We’ve all been there. We decide as an organization that we want to roll out several new tactics to improve results, increase efficiencies and decrease variability. We get excited as we see some initial gains and progress toward our strategic goals. The organization seems to be operating more efficiently, and has even made significant changes to anchor viability for the future. Then several months in, we realize that results have become stagnant and in some areas, even start to take a downward turn. We’re forced to reevaluate what is getting in our way from achieving the results we desire.
The missing ingredient is ensuring leaders can effectively diagnose their strategic barriers and put action plans in place to move them in the right direction. Just like a provider diagnosing a condition of health, we need to find the source of the barrier. If we try to treat without a clear understanding of cause, the results may be variable at best. Here are some factors to consider:
Informational Barriers. This includes facts, opinions and perspectives. Remember, communication glitches are one of biggest challenges organizations face. Are we clearly communicating goals and objectives, action plans and progress to date? Are we communicating in a variety of ways?
Try including a description of:
- What “right looks like?” (Expected behaviors, outcomes)
- Why is this strategy important at this time?
- Who are the stakeholders? (Important to include early in the process- even to help develop action plans, if appropriate)
- What you are expecting of leadership, providers and staff? (Clarity of “who” owns the plan and execution; defined expectations, timelines and results of inaction)
- How you will execute the plan? (Required resources, action steps, follow-up, validation and communication plan)
Additional communication tip: Adult learners vary in the way they best receive messages. Preferences vary from e-mail, verbal, written, and so on. When possible, try to hit all types to ensure everyone receives the desired message.
Environmental Barriers. This includes physical barriers (plant capacity, safety issues), organizational culture, politics and mood. Leaders can address environmental barriers during department meetings, employee forums, leader training and so on, to ensure everyone receives a consistent message.
Relationship Barriers. This includes legacy events (mergers/acquisitions, expansions, service changes), reputation, internal relationships (administration/providers, site/departmental variation), and external relationships (community engagement). It’s important for leaders to openly communicate about organizational changes that will impact staff. Validating that the culture, mission and vision of the organization is intact and that the organization is equally committed to the surrounding community will help ease anxiety that comes with changes.

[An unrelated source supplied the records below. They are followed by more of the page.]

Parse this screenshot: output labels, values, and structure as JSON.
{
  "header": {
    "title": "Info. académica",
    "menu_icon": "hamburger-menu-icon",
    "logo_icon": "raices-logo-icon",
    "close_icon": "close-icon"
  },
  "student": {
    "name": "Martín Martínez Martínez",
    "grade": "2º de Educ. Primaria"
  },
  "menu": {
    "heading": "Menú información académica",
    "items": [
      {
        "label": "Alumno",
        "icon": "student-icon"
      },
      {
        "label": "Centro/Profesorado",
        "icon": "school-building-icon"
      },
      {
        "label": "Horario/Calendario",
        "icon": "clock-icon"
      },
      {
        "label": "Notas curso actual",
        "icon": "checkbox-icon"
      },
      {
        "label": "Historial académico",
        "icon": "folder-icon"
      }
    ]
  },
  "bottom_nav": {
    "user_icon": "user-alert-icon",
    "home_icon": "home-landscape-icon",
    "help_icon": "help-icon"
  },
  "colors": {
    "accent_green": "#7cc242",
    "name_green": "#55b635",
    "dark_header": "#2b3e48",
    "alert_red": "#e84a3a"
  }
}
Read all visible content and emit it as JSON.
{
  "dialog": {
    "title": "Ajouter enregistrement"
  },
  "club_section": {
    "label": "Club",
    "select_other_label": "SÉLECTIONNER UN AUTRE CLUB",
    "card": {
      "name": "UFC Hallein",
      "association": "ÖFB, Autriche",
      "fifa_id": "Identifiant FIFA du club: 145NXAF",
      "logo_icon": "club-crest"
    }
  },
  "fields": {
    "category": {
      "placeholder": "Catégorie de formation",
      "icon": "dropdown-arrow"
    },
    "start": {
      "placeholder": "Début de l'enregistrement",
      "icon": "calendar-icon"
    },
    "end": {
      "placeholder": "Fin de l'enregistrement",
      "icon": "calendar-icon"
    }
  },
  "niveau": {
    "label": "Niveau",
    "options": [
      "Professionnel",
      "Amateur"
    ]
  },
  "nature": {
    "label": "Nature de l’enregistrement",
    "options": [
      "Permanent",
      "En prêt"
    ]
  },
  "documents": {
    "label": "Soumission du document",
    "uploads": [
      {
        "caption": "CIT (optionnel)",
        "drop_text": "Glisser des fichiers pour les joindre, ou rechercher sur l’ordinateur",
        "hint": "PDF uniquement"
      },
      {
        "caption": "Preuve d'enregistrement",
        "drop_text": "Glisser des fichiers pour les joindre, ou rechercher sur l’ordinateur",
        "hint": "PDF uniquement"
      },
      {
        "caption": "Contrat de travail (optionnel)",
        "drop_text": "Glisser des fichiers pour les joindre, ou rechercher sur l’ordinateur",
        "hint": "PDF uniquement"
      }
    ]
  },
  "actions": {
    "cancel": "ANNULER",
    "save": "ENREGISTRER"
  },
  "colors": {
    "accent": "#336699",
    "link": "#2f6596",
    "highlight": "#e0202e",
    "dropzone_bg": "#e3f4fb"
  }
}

Individual Barriers. This includes values, knowledge/skills, experience, performance compliance (variance in execution), and attitudes/engagement. Leadership training and development is an important component. Organizations that invest in the development of their leaders (which then trickles down to front line staff) have more engaged employees and less variance.
Each of the barriers mentioned requires a unique action plan. Without a thoughtful diagnosis, we may be treating the wrong end of the problem. We also may be dealing with a combination of barriers. For instance, a failure to communicate clear expectations to staff could result in barriers in performance compliance. Both barriers need to be addressed in order to move results in a positive direction.
Once we carefully diagnose the challenges faced, we then need to match action plans with the diagnosis. Continue to monitor and course correct as appropriate. Beware of having excessive “number 1” priorities that can cause confusion for those who try to follow the road map to success. Try creating 90 day action plans that offer incremental progress and opportunities for small successes along the way. Tools like reviewing the Leader Evaluation Manager® “live” with your supervisor each month to keep you on track. This tactic can actually serve as a prevention strategy.
Jackie Gaines is author of the book, Wait a Hot Minute: How to Manage Your Life with the Minutes You Have, available from Fire Starter Publishing.